| Task requirements |
From the entries that follow, list every line in which the string "this" appears.

── Extracted records

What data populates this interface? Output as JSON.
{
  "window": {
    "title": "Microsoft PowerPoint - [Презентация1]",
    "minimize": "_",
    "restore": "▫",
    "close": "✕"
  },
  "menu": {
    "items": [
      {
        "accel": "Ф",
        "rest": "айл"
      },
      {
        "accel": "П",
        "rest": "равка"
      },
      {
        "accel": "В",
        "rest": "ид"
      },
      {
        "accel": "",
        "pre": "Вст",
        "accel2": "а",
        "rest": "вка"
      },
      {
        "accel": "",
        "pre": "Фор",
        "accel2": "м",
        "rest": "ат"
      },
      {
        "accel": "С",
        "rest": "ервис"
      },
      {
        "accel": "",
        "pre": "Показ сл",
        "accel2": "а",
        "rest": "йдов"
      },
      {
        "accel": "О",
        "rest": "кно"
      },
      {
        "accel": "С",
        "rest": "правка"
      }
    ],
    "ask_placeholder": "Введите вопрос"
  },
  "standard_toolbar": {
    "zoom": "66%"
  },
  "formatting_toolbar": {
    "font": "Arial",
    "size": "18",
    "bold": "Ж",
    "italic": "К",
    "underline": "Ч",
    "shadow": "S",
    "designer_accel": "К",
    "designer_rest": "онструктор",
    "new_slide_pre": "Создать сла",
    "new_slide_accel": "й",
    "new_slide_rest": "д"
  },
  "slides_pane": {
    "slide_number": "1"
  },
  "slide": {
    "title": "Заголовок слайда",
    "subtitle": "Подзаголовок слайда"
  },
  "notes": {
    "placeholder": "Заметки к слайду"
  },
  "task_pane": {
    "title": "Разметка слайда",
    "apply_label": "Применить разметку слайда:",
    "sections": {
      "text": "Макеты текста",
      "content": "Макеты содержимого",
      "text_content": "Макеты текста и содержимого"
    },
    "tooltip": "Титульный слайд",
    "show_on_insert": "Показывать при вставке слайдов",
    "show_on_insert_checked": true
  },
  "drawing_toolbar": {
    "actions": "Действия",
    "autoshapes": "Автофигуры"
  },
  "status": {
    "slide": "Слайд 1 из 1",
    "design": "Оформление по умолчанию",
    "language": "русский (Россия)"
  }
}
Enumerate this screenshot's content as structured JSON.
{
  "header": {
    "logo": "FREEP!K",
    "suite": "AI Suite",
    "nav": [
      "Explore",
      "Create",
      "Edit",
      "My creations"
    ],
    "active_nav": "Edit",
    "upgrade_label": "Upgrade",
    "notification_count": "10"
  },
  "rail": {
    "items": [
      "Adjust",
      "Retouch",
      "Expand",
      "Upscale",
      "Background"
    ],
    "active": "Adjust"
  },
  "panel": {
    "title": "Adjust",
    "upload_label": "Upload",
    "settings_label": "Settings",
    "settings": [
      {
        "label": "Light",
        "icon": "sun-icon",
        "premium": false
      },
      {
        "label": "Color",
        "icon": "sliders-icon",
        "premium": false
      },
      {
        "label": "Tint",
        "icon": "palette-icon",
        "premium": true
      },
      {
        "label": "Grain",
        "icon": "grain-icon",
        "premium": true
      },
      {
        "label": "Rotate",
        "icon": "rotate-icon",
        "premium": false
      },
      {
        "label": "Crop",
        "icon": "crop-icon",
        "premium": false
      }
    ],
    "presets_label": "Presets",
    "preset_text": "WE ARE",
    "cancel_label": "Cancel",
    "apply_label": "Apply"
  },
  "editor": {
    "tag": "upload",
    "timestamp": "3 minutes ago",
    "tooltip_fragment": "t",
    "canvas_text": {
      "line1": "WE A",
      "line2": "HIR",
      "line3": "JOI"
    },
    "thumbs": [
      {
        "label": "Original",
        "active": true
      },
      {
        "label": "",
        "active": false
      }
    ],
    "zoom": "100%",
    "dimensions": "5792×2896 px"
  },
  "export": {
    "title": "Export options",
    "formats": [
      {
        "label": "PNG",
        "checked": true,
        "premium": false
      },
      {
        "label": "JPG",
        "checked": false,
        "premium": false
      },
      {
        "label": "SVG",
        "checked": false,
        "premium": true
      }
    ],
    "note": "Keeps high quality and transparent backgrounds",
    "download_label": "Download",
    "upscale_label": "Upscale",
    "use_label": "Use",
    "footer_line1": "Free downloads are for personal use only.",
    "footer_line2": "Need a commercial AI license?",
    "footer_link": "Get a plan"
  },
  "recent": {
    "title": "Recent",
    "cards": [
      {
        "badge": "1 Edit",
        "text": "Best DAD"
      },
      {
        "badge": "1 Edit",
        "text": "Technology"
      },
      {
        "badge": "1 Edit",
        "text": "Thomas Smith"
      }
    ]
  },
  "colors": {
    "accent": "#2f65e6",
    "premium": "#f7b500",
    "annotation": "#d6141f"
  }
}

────

| Completed task |
What data populates this interface? Output as JSON.
Enumerate this screenshot's content as structured JSON.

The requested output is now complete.